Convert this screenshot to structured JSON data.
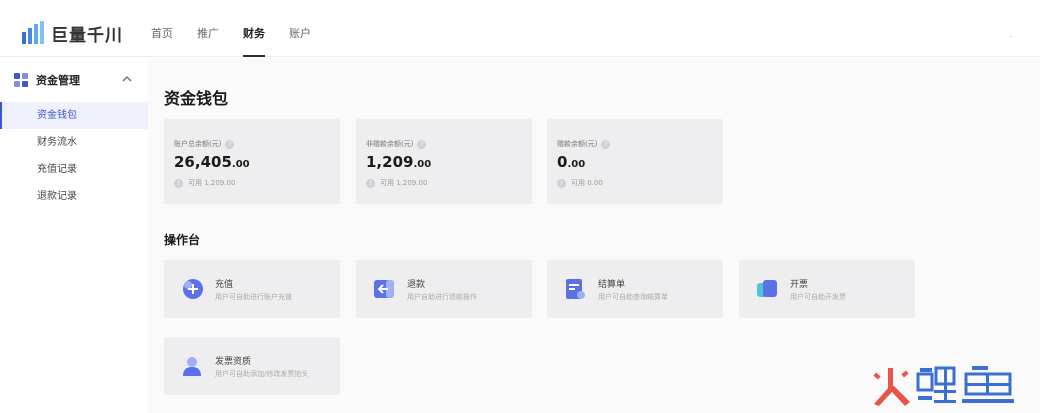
{
  "header": {
    "logo_text": "巨量千川",
    "nav": [
      {
        "label": "首页",
        "active": false
      },
      {
        "label": "推广",
        "active": false
      },
      {
        "label": "财务",
        "active": true
      },
      {
        "label": "账户",
        "active": false
      }
    ],
    "right_mark": "."
  },
  "sidebar": {
    "group_label": "资金管理",
    "items": [
      {
        "label": "资金钱包",
        "active": true
      },
      {
        "label": "财务流水",
        "active": false
      },
      {
        "label": "充值记录",
        "active": false
      },
      {
        "label": "退款记录",
        "active": false
      }
    ]
  },
  "main": {
    "title": "资金钱包",
    "cards": [
      {
        "label": "账户总余额(元)",
        "amount_int": "26,405",
        "amount_dec": ".00",
        "available": "可用 1,209.00"
      },
      {
        "label": "非赠款余额(元)",
        "amount_int": "1,209",
        "amount_dec": ".00",
        "available": "可用 1,209.00"
      },
      {
        "label": "赠款余额(元)",
        "amount_int": "0",
        "amount_dec": ".00",
        "available": "可用 0.00"
      }
    ],
    "ops_title": "操作台",
    "ops": [
      {
        "title": "充值",
        "desc": "用户可自助进行账户充值",
        "icon": "add-icon"
      },
      {
        "title": "退款",
        "desc": "用户自助进行退款操作",
        "icon": "refund-icon"
      },
      {
        "title": "结算单",
        "desc": "用户可自助查询结算单",
        "icon": "statement-icon"
      },
      {
        "title": "开票",
        "desc": "用户可自助开发票",
        "icon": "invoice-icon"
      },
      {
        "title": "发票资质",
        "desc": "用户可自助添加/修改发票抬头",
        "icon": "qualification-icon"
      }
    ]
  },
  "watermark": {
    "text": "火鲤鱼"
  },
  "colors": {
    "accent": "#3c56d6",
    "icon_blue": "#5b72e6",
    "card_bg": "#eeeef0",
    "watermark_red": "#e8544a",
    "watermark_blue": "#3b6fd4"
  }
}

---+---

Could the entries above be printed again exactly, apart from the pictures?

Convert this screenshot to structured JSON data.
{
  "header": {
    "logo_text": "巨量千川",
    "nav": [
      {
        "label": "首页",
        "active": false
      },
      {
        "label": "推广",
        "active": false
      },
      {
        "label": "财务",
        "active": true
      },
      {
        "label": "账户",
        "active": false
      }
    ],
    "right_mark": "."
  },
  "sidebar": {
    "group_label": "资金管理",
    "items": [
      {
        "label": "资金钱包",
        "active": true
      },
      {
        "label": "财务流水",
        "active": false
      },
      {
        "label": "充值记录",
        "active": false
      },
      {
        "label": "退款记录",
        "active": false
      }
    ]
  },
  "main": {
    "title": "资金钱包",
    "cards": [
      {
        "label": "账户总余额(元)",
        "amount_int": "26,405",
        "amount_dec": ".00",
        "available": "可用 1,209.00"
      },
      {
        "label": "非赠款余额(元)",
        "amount_int": "1,209",
        "amount_dec": ".00",
        "available": "可用 1,209.00"
      },
      {
        "label": "赠款余额(元)",
        "amount_int": "0",
        "amount_dec": ".00",
        "available": "可用 0.00"
      }
    ],
    "ops_title": "操作台",
    "ops": [
      {
        "title": "充值",
        "desc": "用户可自助进行账户充值",
        "icon": "add-icon"
      },
      {
        "title": "退款",
        "desc": "用户自助进行退款操作",
        "icon": "refund-icon"
      },
      {
        "title": "结算单",
        "desc": "用户可自助查询结算单",
        "icon": "statement-icon"
      },
      {
        "title": "开票",
        "desc": "用户可自助开发票",
        "icon": "invoice-icon"
      },
      {
        "title": "发票资质",
        "desc": "用户可自助添加/修改发票抬头",
        "icon": "qualification-icon"
      }
    ]
  },
  "watermark": {
    "text": "火鲤鱼"
  },
  "colors": {
    "accent": "#3c56d6",
    "icon_blue": "#5b72e6",
    "card_bg": "#eeeef0",
    "watermark_red": "#e8544a",
    "watermark_blue": "#3b6fd4"
  }
}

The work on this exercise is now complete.